The session can be viewed here.


October 8th from 5:30 - 8 p.m. at the Sloan Museum, 1221 E. Kearsley Street, Flint, MI 48503

TOPIC: Flint's Oral History: A Look at Race, Place and Systemic Racism Through the Experiences of Flint Residents

SPEAKER: Dr. Erica Britt, Associate Professor of Linguistics, University of Michigan-Flint

This presentation will highlight stories from the Vehicle City Voices Project, an oral history project about life in the city of Flint.  In addition to hearing visions of Flint's past, present, and future, we will also explore the spoken and unspoken narratives of race and systemic racism that frame the experiences of Flint residents.

The session can be found here.


September 24th from 5:30 - 8 p.m. at the Sloan Museum, 1221 E. Kearsley Street, Flint, MI 48503

TOPIC: An Experiential and Historical Look at Systemic Racism and its Effects in Flint

SPEAKER: Harold Ford, East Village Magazine

Harold Ford, a lifelong Flint resident, offered a 21st century perspective of what W.E.B. DuBois called “the problem of the twentieth century…the problem of the color line.”  He drew upon his five+ decades as an educator, activist, writer, and citizen.  His experiences include: participation in the 1965 Selma to Montgomery march; FBI/Red Squad surveillance as an anti-war activist; writing for Michael Moore’s Flint/Michigan Voice and East Village Magazine; an ACLU lifer; and 43 years as an educator in Beecher.  His multiple perspectives includes points of pride and personal ignominy.  

The session can be found here.


September 17th from 5:30 - 8:00 p.m. at the Sloan Museum, 1221 E. Kearsley Street, Flint, MI  48503

TOPIC:  Addressing Racism in the Public Health Arena

SPEAKER: Dr. Lawrence Reynolds

Dr. Reynolds provided a presentation Addressing Racism in the Public Health Arena. This presentation considered how systemic racism prevents the successful restructuring of the social determinants of health to promote health equity. He examined how the interaction of race, power, privilege and place has reproduced inequality and disparities at various stages along the life course of Flint's African American residents.
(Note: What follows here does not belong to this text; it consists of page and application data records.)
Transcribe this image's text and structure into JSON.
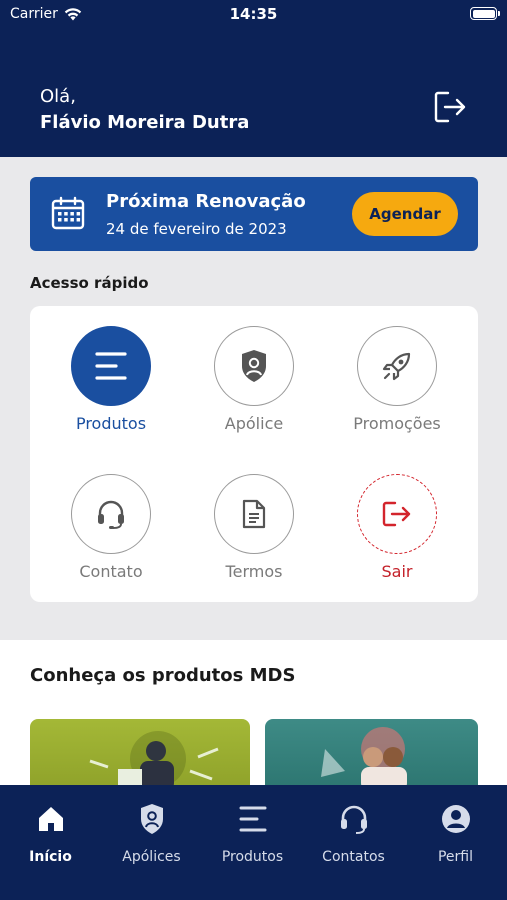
{
  "status_bar": {
    "carrier": "Carrier",
    "time": "14:35"
  },
  "header": {
    "greeting": "Olá,",
    "user_name": "Flávio Moreira Dutra"
  },
  "renewal": {
    "title": "Próxima Renovação",
    "date": "24 de fevereiro de 2023",
    "button_label": "Agendar"
  },
  "quick_access": {
    "title": "Acesso rápido",
    "items": [
      {
        "label": "Produtos",
        "icon": "menu-lines-icon",
        "state": "active"
      },
      {
        "label": "Apólice",
        "icon": "shield-person-icon",
        "state": "normal"
      },
      {
        "label": "Promoções",
        "icon": "rocket-icon",
        "state": "normal"
      },
      {
        "label": "Contato",
        "icon": "headset-icon",
        "state": "normal"
      },
      {
        "label": "Termos",
        "icon": "document-icon",
        "state": "normal"
      },
      {
        "label": "Sair",
        "icon": "logout-icon",
        "state": "danger"
      }
    ]
  },
  "products": {
    "title": "Conheça os produtos MDS"
  },
  "tabbar": {
    "items": [
      {
        "label": "Início",
        "icon": "home-icon",
        "active": true
      },
      {
        "label": "Apólices",
        "icon": "shield-person-icon",
        "active": false
      },
      {
        "label": "Produtos",
        "icon": "menu-lines-icon",
        "active": false
      },
      {
        "label": "Contatos",
        "icon": "headset-icon",
        "active": false
      },
      {
        "label": "Perfil",
        "icon": "user-circle-icon",
        "active": false
      }
    ]
  },
  "colors": {
    "navy": "#0c2257",
    "primary_blue": "#1a4fa0",
    "accent_orange": "#f6a90f",
    "danger_red": "#d3242c"
  }
}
This session was not recorded, however the powerpoint slides can be found here.